Making a birdcage is an arduous task. You need wire, but good wire is expensive. So, cage-makers routinely use wire stripped out of worn tires which have been discarded after running over miles of rough roads scattered with sharp pebbles, broken glass, and gritty sand. These tires must be peeled of rubbery flesh to extract the running steel beads which form the backbone. Burning the rubber encasing the steel wires releases foul-smelling chemicals that cause eyes to burn and lungs to wheeze. On the other hand, cutting rubber and ripping out the steel beads requires strong hands. Slipping up carelessly with a knife can cause deep gashes, since cage-maker do not have the money to afford proper gloves or tools.
Not many people know how to build a birdcage by hand anymore, but a well-constructed one will outlast many generations of its inhabitants. Once the steel wires have painstakingly been extracted, they are washed and straightened. Sometimes the wires are painted black. After they have been dried, they are expertly crisscrossed at right-angles and welded together with a blowtorch. There are patterns that must be followed. Angles must be negotiated.
We raise birds in captivity to watch them flit within confines as restricted as our minds. We fatten them on unnatural diets to create monstrosities that whet our appetites for flesh. We force them to parrot our bawdy speech for burlesque. We affix razors to tiny feet to watch them shred themselves to pieces to quench our bloodlust.
I have seen villagers crouch in the shade of dark forests to trap wild birds in order to feed an insatiable demand in faraway markets. Some soft-bodied creatures die as they are clenched by tight-fisted hands. Sometimes, wings are clipped so that survivors cannot fly away.
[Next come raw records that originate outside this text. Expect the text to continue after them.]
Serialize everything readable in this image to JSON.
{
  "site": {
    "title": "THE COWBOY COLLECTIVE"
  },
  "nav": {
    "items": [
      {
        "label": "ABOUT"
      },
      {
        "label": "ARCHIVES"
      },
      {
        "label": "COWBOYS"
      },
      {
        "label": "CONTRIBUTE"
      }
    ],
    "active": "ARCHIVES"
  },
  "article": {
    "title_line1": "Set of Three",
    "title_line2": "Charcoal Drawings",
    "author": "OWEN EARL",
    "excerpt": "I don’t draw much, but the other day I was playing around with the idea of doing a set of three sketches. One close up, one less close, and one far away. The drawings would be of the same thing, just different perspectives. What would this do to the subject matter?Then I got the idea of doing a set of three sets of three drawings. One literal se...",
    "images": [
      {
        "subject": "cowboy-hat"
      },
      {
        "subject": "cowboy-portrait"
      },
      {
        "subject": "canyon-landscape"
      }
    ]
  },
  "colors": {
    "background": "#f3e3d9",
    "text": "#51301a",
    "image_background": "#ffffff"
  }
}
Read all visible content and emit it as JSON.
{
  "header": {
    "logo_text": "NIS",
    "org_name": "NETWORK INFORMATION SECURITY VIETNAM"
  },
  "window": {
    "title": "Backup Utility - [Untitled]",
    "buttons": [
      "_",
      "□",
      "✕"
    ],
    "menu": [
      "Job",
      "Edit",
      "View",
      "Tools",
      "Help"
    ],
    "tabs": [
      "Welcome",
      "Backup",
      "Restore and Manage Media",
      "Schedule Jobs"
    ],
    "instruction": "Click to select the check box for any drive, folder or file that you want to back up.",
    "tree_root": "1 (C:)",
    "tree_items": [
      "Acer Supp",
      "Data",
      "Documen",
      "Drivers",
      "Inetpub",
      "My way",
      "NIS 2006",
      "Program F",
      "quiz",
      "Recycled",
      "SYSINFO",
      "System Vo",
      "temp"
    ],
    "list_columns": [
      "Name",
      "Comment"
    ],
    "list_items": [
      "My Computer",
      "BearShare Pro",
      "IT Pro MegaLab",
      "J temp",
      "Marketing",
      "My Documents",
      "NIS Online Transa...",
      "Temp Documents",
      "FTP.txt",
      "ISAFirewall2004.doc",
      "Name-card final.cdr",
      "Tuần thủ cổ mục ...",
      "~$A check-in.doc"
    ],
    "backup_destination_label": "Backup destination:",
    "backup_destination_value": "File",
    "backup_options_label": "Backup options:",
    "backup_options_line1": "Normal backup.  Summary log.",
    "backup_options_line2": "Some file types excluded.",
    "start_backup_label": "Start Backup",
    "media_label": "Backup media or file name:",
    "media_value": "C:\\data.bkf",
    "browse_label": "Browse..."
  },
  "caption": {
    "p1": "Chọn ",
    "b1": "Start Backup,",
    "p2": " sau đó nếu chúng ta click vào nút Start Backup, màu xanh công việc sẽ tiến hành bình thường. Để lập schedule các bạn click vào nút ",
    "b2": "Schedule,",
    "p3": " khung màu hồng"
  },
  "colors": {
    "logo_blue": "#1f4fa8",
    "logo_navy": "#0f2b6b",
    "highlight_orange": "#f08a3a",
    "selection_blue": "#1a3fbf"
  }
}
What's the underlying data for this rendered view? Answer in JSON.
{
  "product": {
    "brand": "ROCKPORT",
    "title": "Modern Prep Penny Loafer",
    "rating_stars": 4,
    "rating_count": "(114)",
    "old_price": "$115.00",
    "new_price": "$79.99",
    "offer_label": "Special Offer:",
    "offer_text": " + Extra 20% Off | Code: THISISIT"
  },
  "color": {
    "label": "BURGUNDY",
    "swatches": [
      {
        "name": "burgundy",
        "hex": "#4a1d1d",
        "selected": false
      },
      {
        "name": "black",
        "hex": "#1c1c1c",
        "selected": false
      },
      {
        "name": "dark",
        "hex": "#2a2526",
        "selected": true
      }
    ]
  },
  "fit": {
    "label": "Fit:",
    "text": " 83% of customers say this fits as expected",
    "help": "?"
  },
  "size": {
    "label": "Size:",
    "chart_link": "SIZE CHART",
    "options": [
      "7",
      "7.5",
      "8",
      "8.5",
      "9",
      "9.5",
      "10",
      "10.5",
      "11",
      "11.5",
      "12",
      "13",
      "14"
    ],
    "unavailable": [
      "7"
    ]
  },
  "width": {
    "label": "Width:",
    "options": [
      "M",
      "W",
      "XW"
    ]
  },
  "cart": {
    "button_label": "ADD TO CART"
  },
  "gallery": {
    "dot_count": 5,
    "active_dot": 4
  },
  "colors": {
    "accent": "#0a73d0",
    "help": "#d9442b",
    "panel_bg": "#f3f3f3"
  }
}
Nearly all die entrapped.
I have no inclination of keeping birds as pets. I would rather hang an empty birdcage in my living room. I know the perfect spot to put it.